And there are simply some conditions – I’m thinking of more rare genetic problems – that simply don’t show up on ultrasound at all.

These are among the reasons we like to get an experienced paediatrician to check your baby after it is born.

But wait, there’s more…

Nobody expects the vaginal ultrasound probe (have I mentioned I’m glad I’m a man?).

It is now standard to offer you a vaginal ultrasound at the time of your 19 week scan. This is for two reasons:

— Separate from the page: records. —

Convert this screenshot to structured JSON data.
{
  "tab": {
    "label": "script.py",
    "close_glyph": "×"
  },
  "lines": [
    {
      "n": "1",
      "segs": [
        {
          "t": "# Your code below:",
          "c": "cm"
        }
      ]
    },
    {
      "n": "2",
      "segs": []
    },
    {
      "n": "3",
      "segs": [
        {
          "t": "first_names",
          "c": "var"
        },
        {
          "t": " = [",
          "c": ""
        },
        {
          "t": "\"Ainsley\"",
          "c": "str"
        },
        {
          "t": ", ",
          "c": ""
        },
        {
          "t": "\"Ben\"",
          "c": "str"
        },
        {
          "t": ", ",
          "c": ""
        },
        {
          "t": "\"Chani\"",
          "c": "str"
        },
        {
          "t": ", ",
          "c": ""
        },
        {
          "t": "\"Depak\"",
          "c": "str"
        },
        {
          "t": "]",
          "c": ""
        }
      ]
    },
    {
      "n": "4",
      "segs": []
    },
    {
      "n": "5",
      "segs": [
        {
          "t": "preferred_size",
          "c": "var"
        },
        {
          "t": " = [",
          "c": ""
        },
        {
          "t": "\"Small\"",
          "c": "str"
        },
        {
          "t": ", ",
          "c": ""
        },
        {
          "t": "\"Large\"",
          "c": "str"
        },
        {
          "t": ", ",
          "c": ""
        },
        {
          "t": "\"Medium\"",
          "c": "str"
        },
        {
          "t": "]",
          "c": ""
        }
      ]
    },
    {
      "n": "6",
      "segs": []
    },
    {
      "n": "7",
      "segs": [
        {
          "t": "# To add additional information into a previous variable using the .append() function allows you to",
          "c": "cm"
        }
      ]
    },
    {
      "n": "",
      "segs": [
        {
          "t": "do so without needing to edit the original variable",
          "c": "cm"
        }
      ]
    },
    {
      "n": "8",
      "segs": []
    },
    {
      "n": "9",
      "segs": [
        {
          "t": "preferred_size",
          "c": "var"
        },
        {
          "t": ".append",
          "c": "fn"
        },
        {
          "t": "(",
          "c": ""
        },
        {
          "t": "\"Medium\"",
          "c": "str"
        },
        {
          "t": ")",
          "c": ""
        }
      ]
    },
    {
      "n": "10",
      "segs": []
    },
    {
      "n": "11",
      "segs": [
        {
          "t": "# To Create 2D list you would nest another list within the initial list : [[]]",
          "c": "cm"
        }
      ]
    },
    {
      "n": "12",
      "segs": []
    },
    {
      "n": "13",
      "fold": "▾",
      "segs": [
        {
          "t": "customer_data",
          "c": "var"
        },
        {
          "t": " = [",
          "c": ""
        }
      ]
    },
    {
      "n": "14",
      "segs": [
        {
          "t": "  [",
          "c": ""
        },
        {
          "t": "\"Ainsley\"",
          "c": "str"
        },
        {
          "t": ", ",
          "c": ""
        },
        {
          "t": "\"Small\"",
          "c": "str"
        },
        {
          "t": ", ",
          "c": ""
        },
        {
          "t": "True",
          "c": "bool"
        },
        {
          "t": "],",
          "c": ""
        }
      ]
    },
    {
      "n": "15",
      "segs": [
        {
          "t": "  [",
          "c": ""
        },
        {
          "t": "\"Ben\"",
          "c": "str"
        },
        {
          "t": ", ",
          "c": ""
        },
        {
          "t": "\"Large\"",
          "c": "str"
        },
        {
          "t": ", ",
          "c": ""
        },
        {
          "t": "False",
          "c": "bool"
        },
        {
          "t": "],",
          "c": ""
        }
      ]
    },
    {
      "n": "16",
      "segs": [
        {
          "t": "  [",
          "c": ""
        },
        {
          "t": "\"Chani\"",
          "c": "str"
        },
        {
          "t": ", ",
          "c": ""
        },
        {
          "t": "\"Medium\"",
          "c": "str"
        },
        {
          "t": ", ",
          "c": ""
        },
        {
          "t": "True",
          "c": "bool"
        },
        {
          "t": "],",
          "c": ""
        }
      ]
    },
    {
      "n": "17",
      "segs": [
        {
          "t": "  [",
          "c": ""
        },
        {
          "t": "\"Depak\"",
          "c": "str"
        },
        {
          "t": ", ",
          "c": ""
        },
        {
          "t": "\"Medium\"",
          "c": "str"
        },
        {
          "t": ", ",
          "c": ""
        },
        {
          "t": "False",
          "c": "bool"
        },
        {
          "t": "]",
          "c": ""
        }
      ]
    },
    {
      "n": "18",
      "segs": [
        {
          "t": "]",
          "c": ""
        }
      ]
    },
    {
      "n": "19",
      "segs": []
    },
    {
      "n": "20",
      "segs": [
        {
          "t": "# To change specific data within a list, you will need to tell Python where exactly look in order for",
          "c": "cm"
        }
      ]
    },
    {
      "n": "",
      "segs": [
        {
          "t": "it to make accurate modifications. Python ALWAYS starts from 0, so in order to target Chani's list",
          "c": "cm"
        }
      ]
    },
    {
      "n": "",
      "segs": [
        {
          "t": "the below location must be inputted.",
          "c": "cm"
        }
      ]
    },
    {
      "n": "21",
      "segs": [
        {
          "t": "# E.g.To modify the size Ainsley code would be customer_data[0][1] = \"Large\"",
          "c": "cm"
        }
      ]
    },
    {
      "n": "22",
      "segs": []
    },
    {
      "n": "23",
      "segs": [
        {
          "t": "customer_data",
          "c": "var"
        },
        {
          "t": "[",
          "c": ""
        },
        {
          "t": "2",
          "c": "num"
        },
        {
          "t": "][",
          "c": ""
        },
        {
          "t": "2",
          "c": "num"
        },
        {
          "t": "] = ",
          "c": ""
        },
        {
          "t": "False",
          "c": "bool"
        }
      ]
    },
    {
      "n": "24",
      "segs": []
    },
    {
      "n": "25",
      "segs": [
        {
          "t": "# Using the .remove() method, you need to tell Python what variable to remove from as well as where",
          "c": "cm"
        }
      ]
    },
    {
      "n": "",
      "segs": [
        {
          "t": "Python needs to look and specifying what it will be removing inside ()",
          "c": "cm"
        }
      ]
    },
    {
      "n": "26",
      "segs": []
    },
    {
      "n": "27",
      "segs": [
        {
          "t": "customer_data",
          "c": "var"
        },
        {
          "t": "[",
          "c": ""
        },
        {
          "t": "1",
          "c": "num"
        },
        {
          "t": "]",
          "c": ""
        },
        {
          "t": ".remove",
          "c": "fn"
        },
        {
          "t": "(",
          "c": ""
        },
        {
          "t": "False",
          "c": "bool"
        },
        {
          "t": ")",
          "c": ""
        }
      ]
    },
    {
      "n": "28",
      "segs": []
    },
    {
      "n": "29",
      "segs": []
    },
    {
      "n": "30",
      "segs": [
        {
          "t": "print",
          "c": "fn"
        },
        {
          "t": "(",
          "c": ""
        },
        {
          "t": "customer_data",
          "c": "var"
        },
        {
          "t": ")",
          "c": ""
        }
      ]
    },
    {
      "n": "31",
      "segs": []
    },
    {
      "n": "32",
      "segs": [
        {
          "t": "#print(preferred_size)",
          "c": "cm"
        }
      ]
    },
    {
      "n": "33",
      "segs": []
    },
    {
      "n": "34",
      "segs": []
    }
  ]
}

  1. To assess the closed length of your cervix. This is important because your cervical length at 19 weeks is the best – of a bad bunch, to be fair – predictor of your risk of giving birth prematurely. A closed cervical length of more than 25 mm at 19 weeks is associated with a low risk of giving birth prematurely. If your cervical length was, say, 15 to 25 mm we might give Progesterone pessaries in order to reduce the risk of a preterm. Depending upon the circumstances a length of less than 15 mm at 19 weeks may necessitate us placing a stitch around your cervix. This is called a cervical cerclage. If your cervix is short at 19 weeks we would also organise follow up scans of your cervix until around 32 weeks gestation or so.
  2. To measure how far the lower edge of your placenta is from your cervix. You have a Low Lying Placenta (LLP) if its lower edge is less than 20 mm from the upper end of your cervix. Now most – a good 90 percent – LLPs move away from the cervix as the lower part of your uterus grows and develops over the second half of pregnancy so a LLP is only rarely a problem. We usually perform a third trimester scan around 34 weeks just to make sure your placenta really has moved. A placenta that remains low or completely covers the cervix is called a Placenta Praevia and that is a topic for another day…